* Task to complete *
Using the records beneath, say how many lines contain the word "will", without comment.

(Interface dataset entries)
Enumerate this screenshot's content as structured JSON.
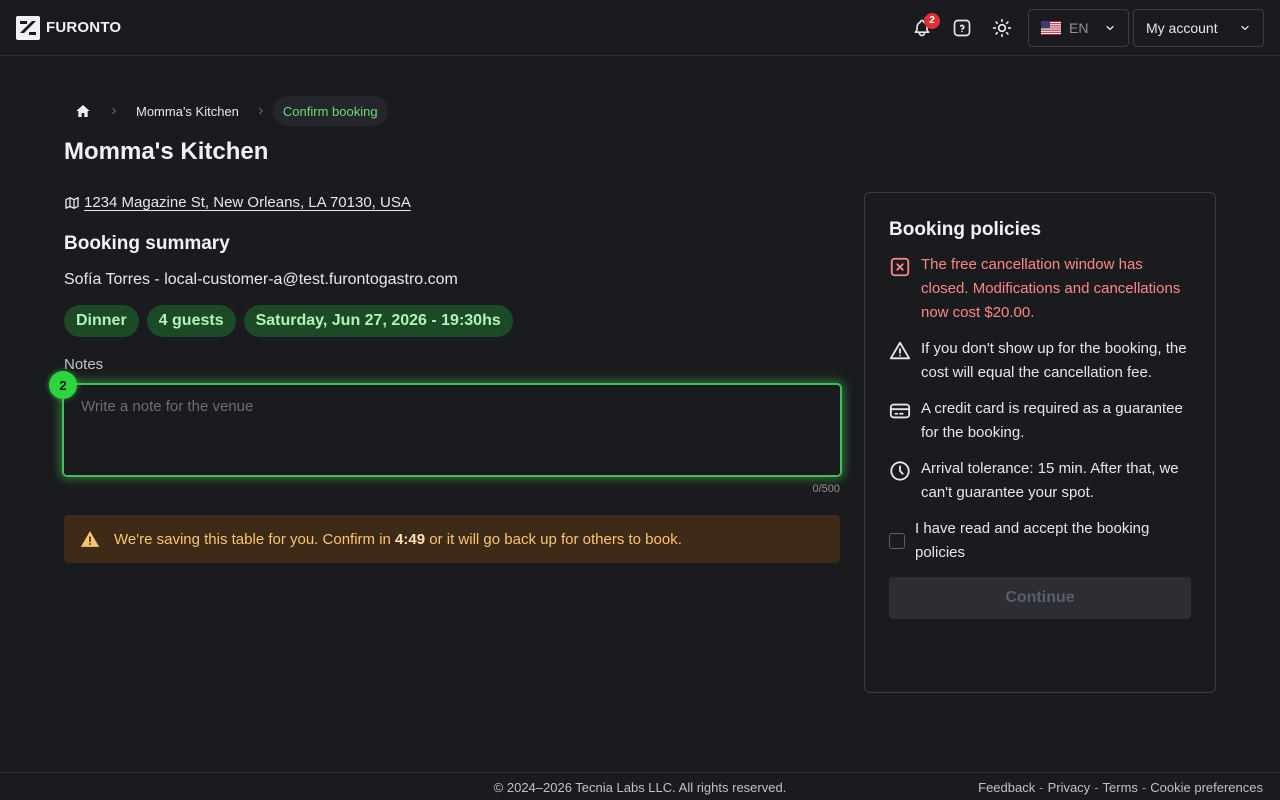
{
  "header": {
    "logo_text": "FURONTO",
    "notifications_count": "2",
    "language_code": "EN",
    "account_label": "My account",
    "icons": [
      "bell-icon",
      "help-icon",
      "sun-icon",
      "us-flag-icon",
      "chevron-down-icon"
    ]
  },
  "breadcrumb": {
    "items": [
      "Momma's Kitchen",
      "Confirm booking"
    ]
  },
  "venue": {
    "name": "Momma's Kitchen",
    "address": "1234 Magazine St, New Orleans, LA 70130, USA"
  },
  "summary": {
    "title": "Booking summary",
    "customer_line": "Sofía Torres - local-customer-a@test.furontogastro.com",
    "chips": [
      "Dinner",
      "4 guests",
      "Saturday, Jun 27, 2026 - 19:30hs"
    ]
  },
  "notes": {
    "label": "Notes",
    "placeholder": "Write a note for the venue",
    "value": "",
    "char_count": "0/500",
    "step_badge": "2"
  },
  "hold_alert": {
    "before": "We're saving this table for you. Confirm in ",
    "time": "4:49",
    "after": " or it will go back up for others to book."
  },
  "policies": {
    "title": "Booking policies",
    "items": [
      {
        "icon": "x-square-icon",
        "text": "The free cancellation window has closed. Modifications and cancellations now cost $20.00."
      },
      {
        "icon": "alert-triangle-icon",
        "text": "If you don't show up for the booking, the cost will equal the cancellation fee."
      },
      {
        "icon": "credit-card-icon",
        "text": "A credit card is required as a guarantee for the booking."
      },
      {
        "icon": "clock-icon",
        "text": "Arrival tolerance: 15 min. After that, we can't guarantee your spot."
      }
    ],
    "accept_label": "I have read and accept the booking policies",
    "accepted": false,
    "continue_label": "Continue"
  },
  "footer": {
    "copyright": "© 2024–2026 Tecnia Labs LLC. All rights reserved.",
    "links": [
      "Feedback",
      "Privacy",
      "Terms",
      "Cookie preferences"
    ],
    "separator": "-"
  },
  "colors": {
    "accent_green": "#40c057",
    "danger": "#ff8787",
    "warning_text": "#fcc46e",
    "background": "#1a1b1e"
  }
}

* Task response *
2